» WHAT YOU HAVE TO DO
Please return the full listing. Every line must match exactly.

» STUDY MATERIAL
/---

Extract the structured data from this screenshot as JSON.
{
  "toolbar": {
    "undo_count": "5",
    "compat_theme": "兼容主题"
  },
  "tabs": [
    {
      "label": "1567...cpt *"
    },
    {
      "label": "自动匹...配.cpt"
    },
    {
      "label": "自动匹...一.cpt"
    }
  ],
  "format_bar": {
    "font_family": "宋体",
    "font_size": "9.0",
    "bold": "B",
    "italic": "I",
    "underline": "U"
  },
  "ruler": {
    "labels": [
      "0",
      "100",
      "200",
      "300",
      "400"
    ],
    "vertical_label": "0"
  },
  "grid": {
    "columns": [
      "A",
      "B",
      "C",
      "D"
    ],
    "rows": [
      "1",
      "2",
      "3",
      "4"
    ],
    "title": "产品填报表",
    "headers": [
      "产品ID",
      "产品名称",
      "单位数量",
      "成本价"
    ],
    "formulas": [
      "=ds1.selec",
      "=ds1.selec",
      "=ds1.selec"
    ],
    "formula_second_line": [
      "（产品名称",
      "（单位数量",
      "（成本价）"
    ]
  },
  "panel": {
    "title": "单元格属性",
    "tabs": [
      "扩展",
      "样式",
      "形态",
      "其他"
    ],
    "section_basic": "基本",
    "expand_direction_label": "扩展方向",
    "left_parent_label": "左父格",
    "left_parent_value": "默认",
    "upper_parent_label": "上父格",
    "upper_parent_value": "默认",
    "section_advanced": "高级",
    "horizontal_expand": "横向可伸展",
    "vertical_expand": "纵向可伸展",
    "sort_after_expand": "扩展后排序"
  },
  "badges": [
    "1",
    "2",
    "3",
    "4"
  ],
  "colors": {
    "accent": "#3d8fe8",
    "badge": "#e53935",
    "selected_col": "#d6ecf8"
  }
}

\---

» TASK ANSWER
Extract the structured data from this screenshot as JSON.
{
  "toolbar": {
    "undo_count": "5",
    "compat_theme": "兼容主题"
  },
  "tabs": [
    {
      "label": "1567...cpt *"
    },
    {
      "label": "自动匹...配.cpt"
    },
    {
      "label": "自动匹...一.cpt"
    }
  ],
  "format_bar": {
    "font_family": "宋体",
    "font_size": "9.0",
    "bold": "B",
    "italic": "I",
    "underline": "U"
  },
  "ruler": {
    "labels": [
      "0",
      "100",
      "200",
      "300",
      "400"
    ],
    "vertical_label": "0"
  },
  "grid": {
    "columns": [
      "A",
      "B",
      "C",
      "D"
    ],
    "rows": [
      "1",
      "2",
      "3",
      "4"
    ],
    "title": "产品填报表",
    "headers": [
      "产品ID",
      "产品名称",
      "单位数量",
      "成本价"
    ],
    "formulas": [
      "=ds1.selec",
      "=ds1.selec",
      "=ds1.selec"
    ],
    "formula_second_line": [
      "（产品名称",
      "（单位数量",
      "（成本价）"
    ]
  },
  "panel": {
    "title": "单元格属性",
    "tabs": [
      "扩展",
      "样式",
      "形态",
      "其他"
    ],
    "section_basic": "基本",
    "expand_direction_label": "扩展方向",
    "left_parent_label": "左父格",
    "left_parent_value": "默认",
    "upper_parent_label": "上父格",
    "upper_parent_value": "默认",
    "section_advanced": "高级",
    "horizontal_expand": "横向可伸展",
    "vertical_expand": "纵向可伸展",
    "sort_after_expand": "扩展后排序"
  },
  "badges": [
    "1",
    "2",
    "3",
    "4"
  ],
  "colors": {
    "accent": "#3d8fe8",
    "badge": "#e53935",
    "selected_col": "#d6ecf8"
  }
}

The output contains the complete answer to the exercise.